### Activity
Each line of data below is to be returned exactly, leaving out any picture.
▬▬▬▬▬▬
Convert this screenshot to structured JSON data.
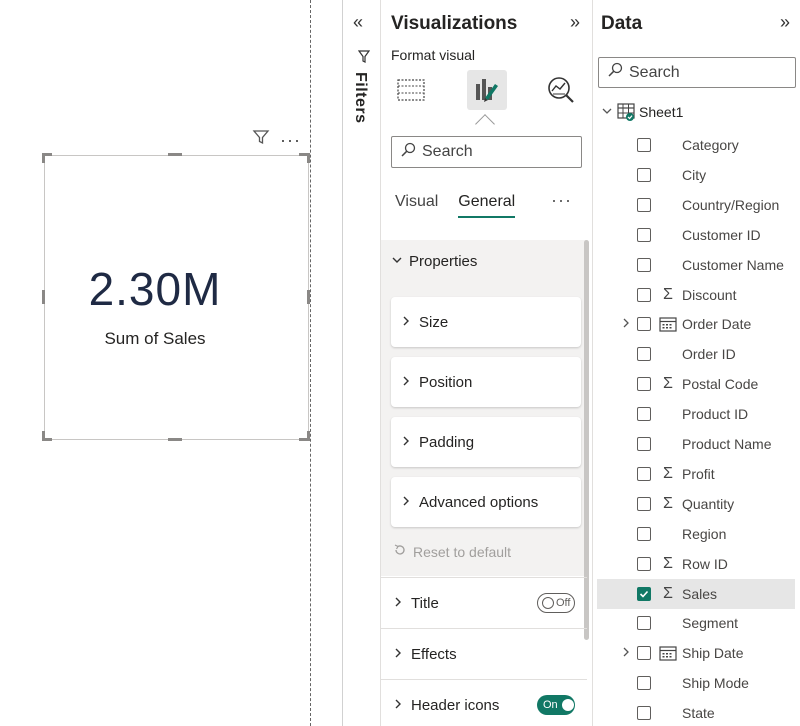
{
  "canvas": {
    "card_value": "2.30M",
    "card_label": "Sum of Sales",
    "header_more": "···"
  },
  "filters": {
    "label": "Filters",
    "collapse_icon": "«"
  },
  "visualizations": {
    "title": "Visualizations",
    "expand_icon": "»",
    "subtitle": "Format visual",
    "search_placeholder": "Search",
    "tabs": [
      {
        "label": "Visual",
        "active": false
      },
      {
        "label": "General",
        "active": true
      }
    ],
    "tabs_more": "···",
    "properties_label": "Properties",
    "groups": [
      "Size",
      "Position",
      "Padding",
      "Advanced options"
    ],
    "reset_label": "Reset to default",
    "sections": [
      {
        "label": "Title",
        "toggle": "Off"
      },
      {
        "label": "Effects",
        "toggle": ""
      },
      {
        "label": "Header icons",
        "toggle": "On"
      }
    ],
    "accent_color": "#117865"
  },
  "data_pane": {
    "title": "Data",
    "expand_icon": "»",
    "search_placeholder": "Search",
    "table_name": "Sheet1",
    "fields": [
      {
        "name": "Category",
        "type": "text",
        "checked": false,
        "expandable": false
      },
      {
        "name": "City",
        "type": "text",
        "checked": false,
        "expandable": false
      },
      {
        "name": "Country/Region",
        "type": "text",
        "checked": false,
        "expandable": false
      },
      {
        "name": "Customer ID",
        "type": "text",
        "checked": false,
        "expandable": false
      },
      {
        "name": "Customer Name",
        "type": "text",
        "checked": false,
        "expandable": false
      },
      {
        "name": "Discount",
        "type": "sum",
        "checked": false,
        "expandable": false
      },
      {
        "name": "Order Date",
        "type": "date",
        "checked": false,
        "expandable": true
      },
      {
        "name": "Order ID",
        "type": "text",
        "checked": false,
        "expandable": false
      },
      {
        "name": "Postal Code",
        "type": "sum",
        "checked": false,
        "expandable": false
      },
      {
        "name": "Product ID",
        "type": "text",
        "checked": false,
        "expandable": false
      },
      {
        "name": "Product Name",
        "type": "text",
        "checked": false,
        "expandable": false
      },
      {
        "name": "Profit",
        "type": "sum",
        "checked": false,
        "expandable": false
      },
      {
        "name": "Quantity",
        "type": "sum",
        "checked": false,
        "expandable": false
      },
      {
        "name": "Region",
        "type": "text",
        "checked": false,
        "expandable": false
      },
      {
        "name": "Row ID",
        "type": "sum",
        "checked": false,
        "expandable": false
      },
      {
        "name": "Sales",
        "type": "sum",
        "checked": true,
        "expandable": false
      },
      {
        "name": "Segment",
        "type": "text",
        "checked": false,
        "expandable": false
      },
      {
        "name": "Ship Date",
        "type": "date",
        "checked": false,
        "expandable": true
      },
      {
        "name": "Ship Mode",
        "type": "text",
        "checked": false,
        "expandable": false
      },
      {
        "name": "State",
        "type": "text",
        "checked": false,
        "expandable": false
      }
    ]
  }
}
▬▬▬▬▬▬
### Task response
Convert this screenshot to structured JSON data.
{
  "canvas": {
    "card_value": "2.30M",
    "card_label": "Sum of Sales",
    "header_more": "···"
  },
  "filters": {
    "label": "Filters",
    "collapse_icon": "«"
  },
  "visualizations": {
    "title": "Visualizations",
    "expand_icon": "»",
    "subtitle": "Format visual",
    "search_placeholder": "Search",
    "tabs": [
      {
        "label": "Visual",
        "active": false
      },
      {
        "label": "General",
        "active": true
      }
    ],
    "tabs_more": "···",
    "properties_label": "Properties",
    "groups": [
      "Size",
      "Position",
      "Padding",
      "Advanced options"
    ],
    "reset_label": "Reset to default",
    "sections": [
      {
        "label": "Title",
        "toggle": "Off"
      },
      {
        "label": "Effects",
        "toggle": ""
      },
      {
        "label": "Header icons",
        "toggle": "On"
      }
    ],
    "accent_color": "#117865"
  },
  "data_pane": {
    "title": "Data",
    "expand_icon": "»",
    "search_placeholder": "Search",
    "table_name": "Sheet1",
    "fields": [
      {
        "name": "Category",
        "type": "text",
        "checked": false,
        "expandable": false
      },
      {
        "name": "City",
        "type": "text",
        "checked": false,
        "expandable": false
      },
      {
        "name": "Country/Region",
        "type": "text",
        "checked": false,
        "expandable": false
      },
      {
        "name": "Customer ID",
        "type": "text",
        "checked": false,
        "expandable": false
      },
      {
        "name": "Customer Name",
        "type": "text",
        "checked": false,
        "expandable": false
      },
      {
        "name": "Discount",
        "type": "sum",
        "checked": false,
        "expandable": false
      },
      {
        "name": "Order Date",
        "type": "date",
        "checked": false,
        "expandable": true
      },
      {
        "name": "Order ID",
        "type": "text",
        "checked": false,
        "expandable": false
      },
      {
        "name": "Postal Code",
        "type": "sum",
        "checked": false,
        "expandable": false
      },
      {
        "name": "Product ID",
        "type": "text",
        "checked": false,
        "expandable": false
      },
      {
        "name": "Product Name",
        "type": "text",
        "checked": false,
        "expandable": false
      },
      {
        "name": "Profit",
        "type": "sum",
        "checked": false,
        "expandable": false
      },
      {
        "name": "Quantity",
        "type": "sum",
        "checked": false,
        "expandable": false
      },
      {
        "name": "Region",
        "type": "text",
        "checked": false,
        "expandable": false
      },
      {
        "name": "Row ID",
        "type": "sum",
        "checked": false,
        "expandable": false
      },
      {
        "name": "Sales",
        "type": "sum",
        "checked": true,
        "expandable": false
      },
      {
        "name": "Segment",
        "type": "text",
        "checked": false,
        "expandable": false
      },
      {
        "name": "Ship Date",
        "type": "date",
        "checked": false,
        "expandable": true
      },
      {
        "name": "Ship Mode",
        "type": "text",
        "checked": false,
        "expandable": false
      },
      {
        "name": "State",
        "type": "text",
        "checked": false,
        "expandable": false
      }
    ]
  }
}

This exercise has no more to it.